Sanskrit dictionary

[«previous (J) next»] — Janumandala in Sanskrit glossary
Source: DDSA: The practical Sanskrit-English dictionary

Jānumaṇḍala (जानुमण्डल).—the knee-pan.

Derivable forms: jānumaṇḍalam (जानुमण्डलम्).

Jānumaṇḍala is a Sanskrit compound consisting of the terms jānu and maṇḍala (मण्डल). See also (synonyms): jānuphalaka.

Source: Cologne Digital Sanskrit Dictionaries: Edgerton Buddhist Hybrid Sanskrit Dictionary

Jānumaṇḍala (जानुमण्डल).—nt. (= Pali id.; nowhere else), knee-cap; knee; °lābhyāṃ (abl.) niścaritvā Gaṇḍavyūha 85.13; in list of anuvyañjana, q.v., our no. 25, according to Mahāvastu ii.44.5; Lalitavistara 106.20, but the lists in Dharmasaṃgraha 84 and Mahāvyutpatti 293 have a different reading which omits jānu; mostly used in a cliché, dakṣiṇaṃ (dakṣiṇa- Lalitavistara 397.8; Suvarṇabhāsottamasūtra 64.4; Sukhāvatīvyūha 2.16; ubhau Avadāna-śataka i.2.11) jānumaṇḍalaṃ (°le Avadāna-śataka i.2.11) pṛthivyāṃ pratiṣṭhāpya Mahāvyutpatti 6277; Avadāna-śataka i.2.11 etc.; Suvarṇabhāsottamasūtra 64.4; Kāraṇḍavvūha 8.14; 17.2; 38.14; Sukhāvatīvyūha 2.16; Saddharmapuṇḍarīka 100.5; Lalitavistara 397.8; 398.13—14.

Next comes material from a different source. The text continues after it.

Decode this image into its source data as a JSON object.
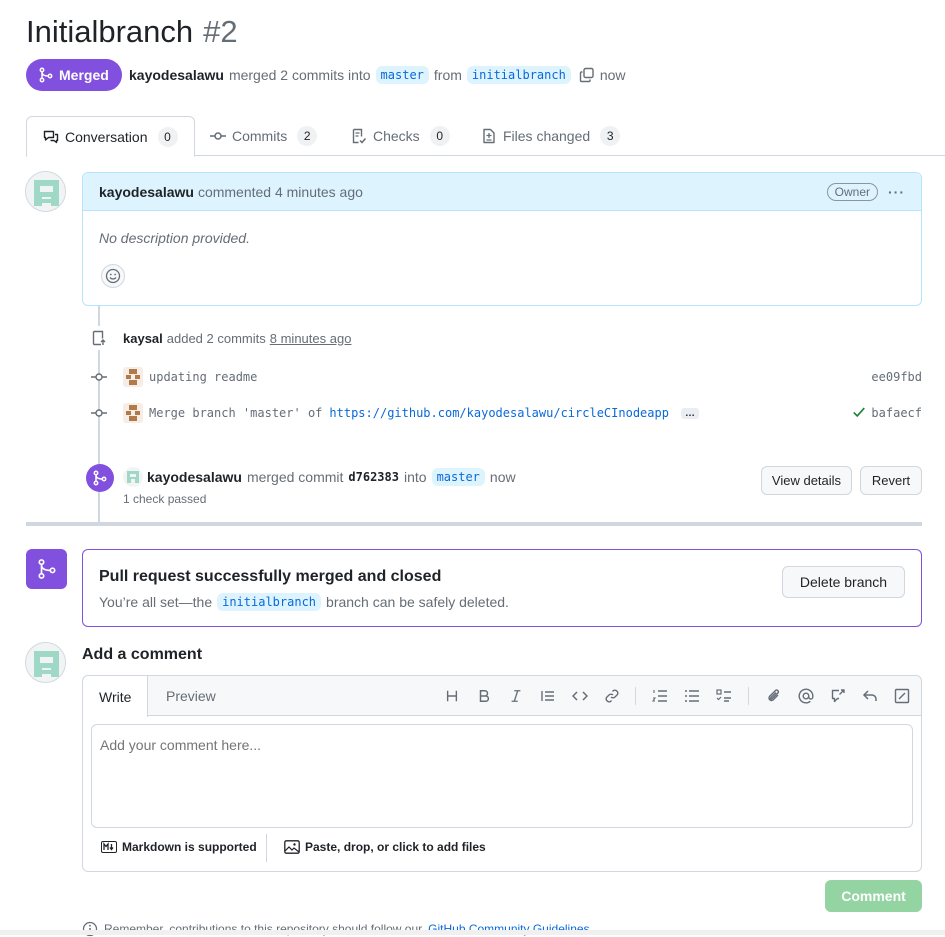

Source: Cologne Digital Sanskrit Dictionaries: Monier-Williams Sanskrit-English Dictionary

Jānumaṇḍala (जानुमण्डल):—[=jānu-maṇḍala] [from jānu] n. idem, [Buddhist literature; cf. Lexicographers, esp. such as amarasiṃha, halāyudha, hemacandra, etc.]

context information

Sanskrit, also spelled संस्कृतम् (saṃskṛtam), is an ancient language of India commonly seen as the grandmother of the Indo-European language family (even English!). Closely allied with Prakrit and Pali, Sanskrit is more exhaustive in both grammar and terms and has the most extensive collection of literature in the world, greatly surpassing its sister-languages Greek and Latin.

Discover the meaning of janumandala in the context of Sanskrit from relevant books on Exotic India

See also (Relevant definitions)

Relevant text

Like what you read? Consider supporting this website: